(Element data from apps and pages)
[Start of Attachment]

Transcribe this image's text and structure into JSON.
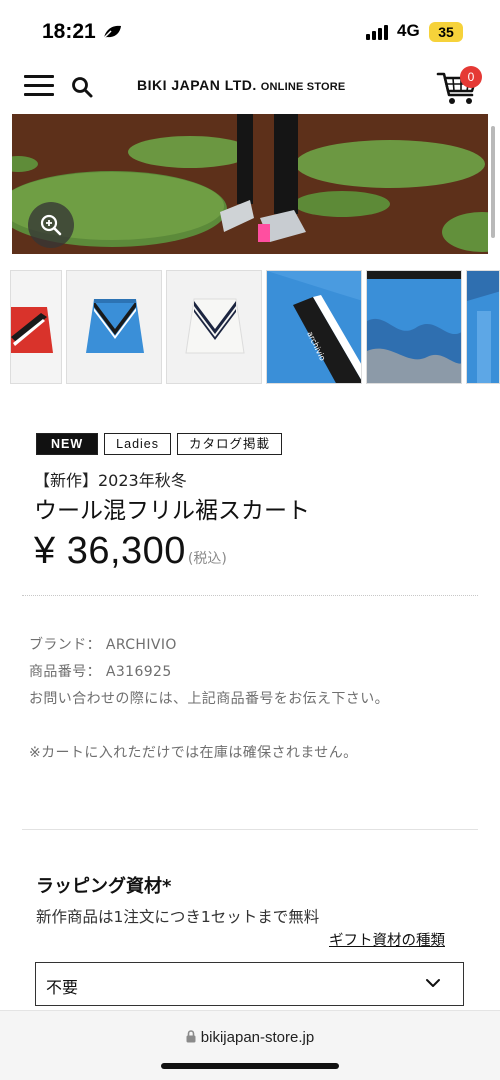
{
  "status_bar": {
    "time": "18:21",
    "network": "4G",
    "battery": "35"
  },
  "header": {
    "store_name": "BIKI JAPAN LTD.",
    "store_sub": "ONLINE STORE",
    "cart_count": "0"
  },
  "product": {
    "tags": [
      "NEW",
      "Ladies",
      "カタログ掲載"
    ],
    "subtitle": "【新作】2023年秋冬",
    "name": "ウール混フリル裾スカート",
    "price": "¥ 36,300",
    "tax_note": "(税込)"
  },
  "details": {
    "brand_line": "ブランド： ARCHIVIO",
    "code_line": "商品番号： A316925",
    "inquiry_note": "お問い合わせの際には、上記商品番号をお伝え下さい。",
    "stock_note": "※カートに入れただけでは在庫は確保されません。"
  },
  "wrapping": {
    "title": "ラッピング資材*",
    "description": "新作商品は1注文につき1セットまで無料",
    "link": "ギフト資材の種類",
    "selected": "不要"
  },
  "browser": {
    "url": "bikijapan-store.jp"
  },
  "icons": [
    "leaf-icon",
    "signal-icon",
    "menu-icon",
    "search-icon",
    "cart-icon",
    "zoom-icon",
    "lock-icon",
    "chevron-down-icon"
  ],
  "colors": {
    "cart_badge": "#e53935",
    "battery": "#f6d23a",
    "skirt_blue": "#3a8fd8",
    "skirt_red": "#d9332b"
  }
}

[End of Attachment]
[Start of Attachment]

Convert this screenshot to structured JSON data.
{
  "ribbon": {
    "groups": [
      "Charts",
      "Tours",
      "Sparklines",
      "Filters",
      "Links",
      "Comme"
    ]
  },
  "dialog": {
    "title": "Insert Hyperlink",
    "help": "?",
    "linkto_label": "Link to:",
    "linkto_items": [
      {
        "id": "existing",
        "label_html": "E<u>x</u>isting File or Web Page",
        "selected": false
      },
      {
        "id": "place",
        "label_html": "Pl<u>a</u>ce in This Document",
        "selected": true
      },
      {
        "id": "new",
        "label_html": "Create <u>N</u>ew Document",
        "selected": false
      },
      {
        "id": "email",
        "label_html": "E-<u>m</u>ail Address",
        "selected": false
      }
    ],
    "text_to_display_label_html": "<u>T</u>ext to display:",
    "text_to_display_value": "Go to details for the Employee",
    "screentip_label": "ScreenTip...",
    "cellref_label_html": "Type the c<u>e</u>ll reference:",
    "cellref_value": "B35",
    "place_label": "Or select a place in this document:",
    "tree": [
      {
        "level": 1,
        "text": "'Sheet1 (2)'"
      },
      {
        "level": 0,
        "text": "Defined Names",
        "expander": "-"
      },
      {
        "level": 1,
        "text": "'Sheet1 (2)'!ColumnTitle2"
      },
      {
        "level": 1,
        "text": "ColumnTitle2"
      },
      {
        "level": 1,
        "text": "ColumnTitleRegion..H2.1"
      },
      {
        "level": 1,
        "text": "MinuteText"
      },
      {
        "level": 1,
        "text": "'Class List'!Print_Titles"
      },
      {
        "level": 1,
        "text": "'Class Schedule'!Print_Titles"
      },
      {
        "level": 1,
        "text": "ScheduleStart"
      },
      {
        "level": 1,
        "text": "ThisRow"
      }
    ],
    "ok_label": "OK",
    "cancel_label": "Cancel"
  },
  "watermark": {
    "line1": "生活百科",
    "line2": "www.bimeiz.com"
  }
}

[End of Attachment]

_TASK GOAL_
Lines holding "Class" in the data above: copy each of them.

_TASK SOLUTION_
        "text": "'Class List'!Print_Titles"
        "text": "'Class Schedule'!Print_Titles"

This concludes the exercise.